▶ Exercise:
From the records below, copy out each line that has the word "Magdalena".

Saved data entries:
┌──

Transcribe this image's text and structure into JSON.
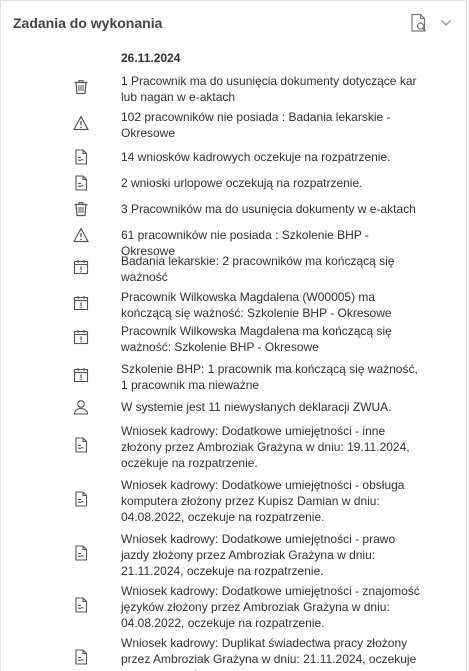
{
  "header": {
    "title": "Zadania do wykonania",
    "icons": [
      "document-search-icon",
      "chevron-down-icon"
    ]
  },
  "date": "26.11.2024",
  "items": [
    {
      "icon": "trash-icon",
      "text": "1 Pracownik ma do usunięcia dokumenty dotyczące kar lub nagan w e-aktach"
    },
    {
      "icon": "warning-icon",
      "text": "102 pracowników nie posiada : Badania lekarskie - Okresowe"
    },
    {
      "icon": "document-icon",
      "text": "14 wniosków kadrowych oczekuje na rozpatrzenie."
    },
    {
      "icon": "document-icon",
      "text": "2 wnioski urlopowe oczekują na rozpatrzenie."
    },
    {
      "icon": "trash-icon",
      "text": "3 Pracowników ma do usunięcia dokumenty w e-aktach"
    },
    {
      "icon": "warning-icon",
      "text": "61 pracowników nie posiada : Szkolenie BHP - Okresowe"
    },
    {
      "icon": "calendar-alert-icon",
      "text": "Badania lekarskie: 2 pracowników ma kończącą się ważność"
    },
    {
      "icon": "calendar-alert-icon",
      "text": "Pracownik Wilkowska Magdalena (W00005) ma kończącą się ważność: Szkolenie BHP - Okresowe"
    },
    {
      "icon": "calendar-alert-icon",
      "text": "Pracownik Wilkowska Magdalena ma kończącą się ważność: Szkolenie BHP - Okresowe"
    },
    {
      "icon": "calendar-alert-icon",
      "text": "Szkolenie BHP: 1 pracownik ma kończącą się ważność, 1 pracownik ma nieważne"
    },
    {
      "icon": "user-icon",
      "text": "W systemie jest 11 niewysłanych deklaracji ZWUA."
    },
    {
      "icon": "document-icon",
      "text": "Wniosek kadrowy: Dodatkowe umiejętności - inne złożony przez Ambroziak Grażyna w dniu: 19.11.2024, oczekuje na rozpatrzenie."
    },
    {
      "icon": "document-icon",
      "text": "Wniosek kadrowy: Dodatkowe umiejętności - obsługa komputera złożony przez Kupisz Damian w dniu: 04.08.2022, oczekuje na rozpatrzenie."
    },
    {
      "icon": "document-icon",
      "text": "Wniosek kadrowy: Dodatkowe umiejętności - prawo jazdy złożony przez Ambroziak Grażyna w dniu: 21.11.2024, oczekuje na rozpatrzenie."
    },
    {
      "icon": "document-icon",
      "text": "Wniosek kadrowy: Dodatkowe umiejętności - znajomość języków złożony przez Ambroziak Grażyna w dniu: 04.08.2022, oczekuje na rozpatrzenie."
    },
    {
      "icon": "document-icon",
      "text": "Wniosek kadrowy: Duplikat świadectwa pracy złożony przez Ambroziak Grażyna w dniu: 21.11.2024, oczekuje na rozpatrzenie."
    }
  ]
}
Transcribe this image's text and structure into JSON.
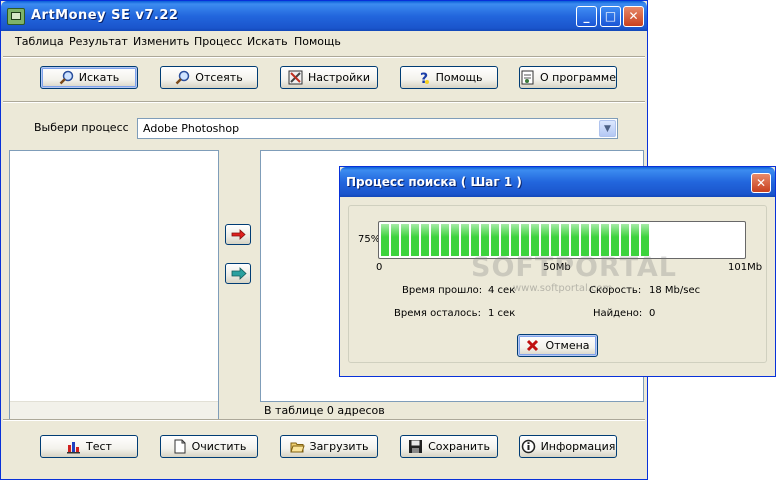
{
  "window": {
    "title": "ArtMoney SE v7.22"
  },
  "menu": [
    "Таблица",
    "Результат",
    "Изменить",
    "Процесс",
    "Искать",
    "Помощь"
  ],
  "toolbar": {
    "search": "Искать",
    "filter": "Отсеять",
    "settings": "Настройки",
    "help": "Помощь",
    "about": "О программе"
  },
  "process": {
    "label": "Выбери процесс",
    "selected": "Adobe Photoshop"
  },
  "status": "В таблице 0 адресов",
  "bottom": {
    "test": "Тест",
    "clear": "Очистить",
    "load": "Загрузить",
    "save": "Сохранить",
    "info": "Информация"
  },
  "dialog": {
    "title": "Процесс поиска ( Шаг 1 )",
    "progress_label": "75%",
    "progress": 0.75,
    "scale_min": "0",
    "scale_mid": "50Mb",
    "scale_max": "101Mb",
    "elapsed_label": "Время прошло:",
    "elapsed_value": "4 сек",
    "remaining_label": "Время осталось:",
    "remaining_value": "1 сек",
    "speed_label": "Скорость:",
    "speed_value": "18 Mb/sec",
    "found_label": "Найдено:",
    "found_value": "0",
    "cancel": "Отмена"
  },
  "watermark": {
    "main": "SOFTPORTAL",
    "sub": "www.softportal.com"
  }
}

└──

▶ Completed task:
      "text": "Pracownik Wilkowska Magdalena (W00005) ma kończącą się ważność: Szkolenie BHP - Okresowe"
      "text": "Pracownik Wilkowska Magdalena ma kończącą się ważność: Szkolenie BHP - Okresowe"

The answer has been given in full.